In medicine the use of regression models may differ slightly from other fields. We usually build regression models from theory and subject matter knowledge. We're typically interested in estimating the effect of some clinical feature, while accounting for other variables. Less often, we develop more typical prediction models and in those circumstances we do respect the fact that one must train, tune and test models by conventional means.
However, I'm looking into tree based algorithms (random forest and GBM) and was thinking about this. I'm estimating the effect of a particular treatment, and I'm interested in the relative importance of that treatment. I'm not interested in predicting per se. As compared with regression models, tree based methods seem to have an inherent ability to provide estimates of relative variable importance, which is beautiful.

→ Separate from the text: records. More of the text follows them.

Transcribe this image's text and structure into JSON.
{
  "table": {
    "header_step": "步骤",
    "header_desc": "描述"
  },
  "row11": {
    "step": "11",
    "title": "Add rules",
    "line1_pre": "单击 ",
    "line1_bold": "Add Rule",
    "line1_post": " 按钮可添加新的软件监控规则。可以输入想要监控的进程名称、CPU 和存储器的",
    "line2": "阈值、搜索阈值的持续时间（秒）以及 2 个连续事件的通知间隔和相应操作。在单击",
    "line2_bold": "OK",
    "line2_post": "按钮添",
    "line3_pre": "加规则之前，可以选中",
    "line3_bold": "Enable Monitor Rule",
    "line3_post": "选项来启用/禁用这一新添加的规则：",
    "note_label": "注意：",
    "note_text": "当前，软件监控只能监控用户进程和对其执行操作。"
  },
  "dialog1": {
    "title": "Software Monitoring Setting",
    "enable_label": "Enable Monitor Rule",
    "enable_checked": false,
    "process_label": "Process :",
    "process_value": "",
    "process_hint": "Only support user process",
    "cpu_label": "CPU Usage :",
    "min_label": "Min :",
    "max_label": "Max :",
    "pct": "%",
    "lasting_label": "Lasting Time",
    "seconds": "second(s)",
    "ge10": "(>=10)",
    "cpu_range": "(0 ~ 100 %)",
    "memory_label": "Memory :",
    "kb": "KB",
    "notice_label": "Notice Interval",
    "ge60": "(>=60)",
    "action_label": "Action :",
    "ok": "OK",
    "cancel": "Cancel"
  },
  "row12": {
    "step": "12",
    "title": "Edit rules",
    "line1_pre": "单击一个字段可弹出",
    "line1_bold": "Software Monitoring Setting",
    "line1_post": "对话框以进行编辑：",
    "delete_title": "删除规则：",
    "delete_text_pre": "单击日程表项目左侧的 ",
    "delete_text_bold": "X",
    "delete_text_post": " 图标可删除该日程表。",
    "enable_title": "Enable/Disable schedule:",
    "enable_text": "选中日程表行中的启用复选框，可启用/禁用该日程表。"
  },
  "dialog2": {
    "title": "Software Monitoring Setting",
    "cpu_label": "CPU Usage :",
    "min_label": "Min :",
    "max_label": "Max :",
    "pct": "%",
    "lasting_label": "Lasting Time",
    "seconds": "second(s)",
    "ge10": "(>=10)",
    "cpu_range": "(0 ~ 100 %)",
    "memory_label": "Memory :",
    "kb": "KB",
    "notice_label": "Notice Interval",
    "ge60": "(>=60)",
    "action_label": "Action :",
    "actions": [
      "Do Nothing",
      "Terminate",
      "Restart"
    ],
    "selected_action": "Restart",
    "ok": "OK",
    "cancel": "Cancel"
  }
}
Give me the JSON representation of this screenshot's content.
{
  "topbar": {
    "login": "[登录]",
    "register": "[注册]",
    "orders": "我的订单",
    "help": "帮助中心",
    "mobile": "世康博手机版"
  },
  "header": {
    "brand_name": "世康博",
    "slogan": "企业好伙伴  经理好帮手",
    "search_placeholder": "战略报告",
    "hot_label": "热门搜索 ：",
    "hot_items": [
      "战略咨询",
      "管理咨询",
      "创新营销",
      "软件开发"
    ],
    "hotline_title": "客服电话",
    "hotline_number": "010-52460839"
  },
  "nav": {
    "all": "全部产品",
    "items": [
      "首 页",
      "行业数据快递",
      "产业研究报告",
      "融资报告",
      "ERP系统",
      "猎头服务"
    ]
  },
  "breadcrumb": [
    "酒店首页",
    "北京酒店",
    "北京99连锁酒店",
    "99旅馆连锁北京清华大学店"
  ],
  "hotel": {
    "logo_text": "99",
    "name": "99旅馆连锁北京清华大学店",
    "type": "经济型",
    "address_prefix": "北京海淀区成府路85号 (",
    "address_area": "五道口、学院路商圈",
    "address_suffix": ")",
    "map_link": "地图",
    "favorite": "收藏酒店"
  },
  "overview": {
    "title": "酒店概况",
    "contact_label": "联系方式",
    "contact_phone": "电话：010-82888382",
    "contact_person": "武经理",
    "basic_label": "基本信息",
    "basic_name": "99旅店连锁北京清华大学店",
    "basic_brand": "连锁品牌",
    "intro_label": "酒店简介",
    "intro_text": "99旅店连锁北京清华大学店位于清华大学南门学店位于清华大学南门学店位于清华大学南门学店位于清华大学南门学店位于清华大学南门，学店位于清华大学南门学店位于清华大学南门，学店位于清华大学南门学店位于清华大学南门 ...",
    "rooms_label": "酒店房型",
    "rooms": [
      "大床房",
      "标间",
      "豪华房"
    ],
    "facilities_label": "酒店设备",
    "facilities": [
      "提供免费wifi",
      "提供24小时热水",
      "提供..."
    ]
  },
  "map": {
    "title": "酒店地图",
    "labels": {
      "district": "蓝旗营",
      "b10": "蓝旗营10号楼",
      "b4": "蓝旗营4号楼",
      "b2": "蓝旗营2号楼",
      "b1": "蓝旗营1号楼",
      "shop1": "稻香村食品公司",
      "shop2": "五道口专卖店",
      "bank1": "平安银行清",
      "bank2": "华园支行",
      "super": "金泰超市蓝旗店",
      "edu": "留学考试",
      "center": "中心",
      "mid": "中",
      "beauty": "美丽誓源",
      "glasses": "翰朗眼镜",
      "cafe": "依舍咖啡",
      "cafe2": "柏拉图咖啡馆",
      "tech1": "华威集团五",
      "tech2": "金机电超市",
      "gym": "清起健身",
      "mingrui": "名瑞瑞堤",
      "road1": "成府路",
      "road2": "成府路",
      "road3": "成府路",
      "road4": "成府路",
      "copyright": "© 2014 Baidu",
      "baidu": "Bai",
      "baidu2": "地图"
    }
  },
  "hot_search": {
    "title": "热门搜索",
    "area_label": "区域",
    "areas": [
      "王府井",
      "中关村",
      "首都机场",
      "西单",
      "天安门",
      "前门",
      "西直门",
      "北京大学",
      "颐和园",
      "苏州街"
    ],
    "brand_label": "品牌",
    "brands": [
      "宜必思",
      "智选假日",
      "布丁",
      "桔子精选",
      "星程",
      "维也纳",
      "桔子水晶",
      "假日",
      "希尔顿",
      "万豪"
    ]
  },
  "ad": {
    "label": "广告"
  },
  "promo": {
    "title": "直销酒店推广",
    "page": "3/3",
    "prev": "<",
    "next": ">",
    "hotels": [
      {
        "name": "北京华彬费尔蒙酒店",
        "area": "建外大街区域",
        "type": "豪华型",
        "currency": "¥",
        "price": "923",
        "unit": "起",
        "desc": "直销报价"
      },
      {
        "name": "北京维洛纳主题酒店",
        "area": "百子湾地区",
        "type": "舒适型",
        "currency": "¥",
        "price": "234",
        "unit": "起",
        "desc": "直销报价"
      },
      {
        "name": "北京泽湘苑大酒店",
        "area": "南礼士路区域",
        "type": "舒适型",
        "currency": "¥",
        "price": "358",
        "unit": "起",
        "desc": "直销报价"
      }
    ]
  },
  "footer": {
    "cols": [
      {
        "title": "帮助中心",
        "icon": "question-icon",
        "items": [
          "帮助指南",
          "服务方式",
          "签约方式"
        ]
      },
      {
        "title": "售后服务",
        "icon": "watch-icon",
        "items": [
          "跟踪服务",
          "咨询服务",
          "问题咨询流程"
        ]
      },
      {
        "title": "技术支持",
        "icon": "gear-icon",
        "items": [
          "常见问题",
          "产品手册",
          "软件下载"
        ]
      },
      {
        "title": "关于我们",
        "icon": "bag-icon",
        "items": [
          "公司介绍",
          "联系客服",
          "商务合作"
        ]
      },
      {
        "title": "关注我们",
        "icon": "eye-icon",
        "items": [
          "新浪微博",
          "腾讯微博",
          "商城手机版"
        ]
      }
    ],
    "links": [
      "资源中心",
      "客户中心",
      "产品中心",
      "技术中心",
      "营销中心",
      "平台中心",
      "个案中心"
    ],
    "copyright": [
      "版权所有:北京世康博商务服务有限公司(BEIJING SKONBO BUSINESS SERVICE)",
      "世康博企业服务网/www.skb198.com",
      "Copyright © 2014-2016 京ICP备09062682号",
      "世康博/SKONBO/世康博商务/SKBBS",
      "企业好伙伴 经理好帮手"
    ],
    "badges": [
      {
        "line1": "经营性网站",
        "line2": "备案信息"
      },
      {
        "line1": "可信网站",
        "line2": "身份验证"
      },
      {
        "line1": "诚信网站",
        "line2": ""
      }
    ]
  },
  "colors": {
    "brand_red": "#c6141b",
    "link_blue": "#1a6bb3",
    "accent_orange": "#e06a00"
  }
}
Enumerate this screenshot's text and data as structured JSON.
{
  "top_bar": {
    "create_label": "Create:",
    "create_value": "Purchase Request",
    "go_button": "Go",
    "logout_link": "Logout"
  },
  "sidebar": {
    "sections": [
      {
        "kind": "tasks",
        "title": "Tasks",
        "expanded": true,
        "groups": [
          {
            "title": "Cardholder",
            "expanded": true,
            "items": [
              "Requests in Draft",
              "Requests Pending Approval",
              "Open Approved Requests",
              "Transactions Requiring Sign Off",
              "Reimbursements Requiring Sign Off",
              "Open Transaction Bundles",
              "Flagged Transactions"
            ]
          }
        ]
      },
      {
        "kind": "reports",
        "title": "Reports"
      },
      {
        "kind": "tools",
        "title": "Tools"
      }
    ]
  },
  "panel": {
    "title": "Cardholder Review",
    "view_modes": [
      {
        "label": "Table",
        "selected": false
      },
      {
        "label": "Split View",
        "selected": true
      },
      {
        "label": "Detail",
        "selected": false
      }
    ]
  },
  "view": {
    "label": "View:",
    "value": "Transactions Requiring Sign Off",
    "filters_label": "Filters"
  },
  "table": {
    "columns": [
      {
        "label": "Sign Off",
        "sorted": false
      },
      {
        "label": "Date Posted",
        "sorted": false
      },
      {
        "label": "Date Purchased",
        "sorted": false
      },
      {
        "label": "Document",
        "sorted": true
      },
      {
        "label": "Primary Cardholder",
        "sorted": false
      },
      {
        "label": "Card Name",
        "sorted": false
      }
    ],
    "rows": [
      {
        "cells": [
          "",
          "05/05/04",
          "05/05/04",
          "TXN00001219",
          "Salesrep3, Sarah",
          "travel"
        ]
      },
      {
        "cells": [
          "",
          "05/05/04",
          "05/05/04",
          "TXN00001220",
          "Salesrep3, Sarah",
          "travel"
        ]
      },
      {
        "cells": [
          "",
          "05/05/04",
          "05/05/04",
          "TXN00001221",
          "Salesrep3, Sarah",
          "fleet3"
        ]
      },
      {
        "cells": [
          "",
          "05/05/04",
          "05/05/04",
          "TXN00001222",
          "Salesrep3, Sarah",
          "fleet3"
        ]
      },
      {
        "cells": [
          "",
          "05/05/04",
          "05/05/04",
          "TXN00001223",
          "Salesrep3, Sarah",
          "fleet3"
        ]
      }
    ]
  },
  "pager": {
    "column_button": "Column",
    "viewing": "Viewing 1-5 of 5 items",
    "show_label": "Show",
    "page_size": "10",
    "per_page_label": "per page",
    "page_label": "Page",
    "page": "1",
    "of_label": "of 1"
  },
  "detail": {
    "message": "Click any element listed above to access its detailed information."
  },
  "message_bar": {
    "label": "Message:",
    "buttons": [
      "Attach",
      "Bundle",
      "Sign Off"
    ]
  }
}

Can I apply the same thinking in machine learning? Can I skip the training and test procedure, fine tuning etc? I'm not predicting, just estimating relative importance and would like to do that on as many cases as possible.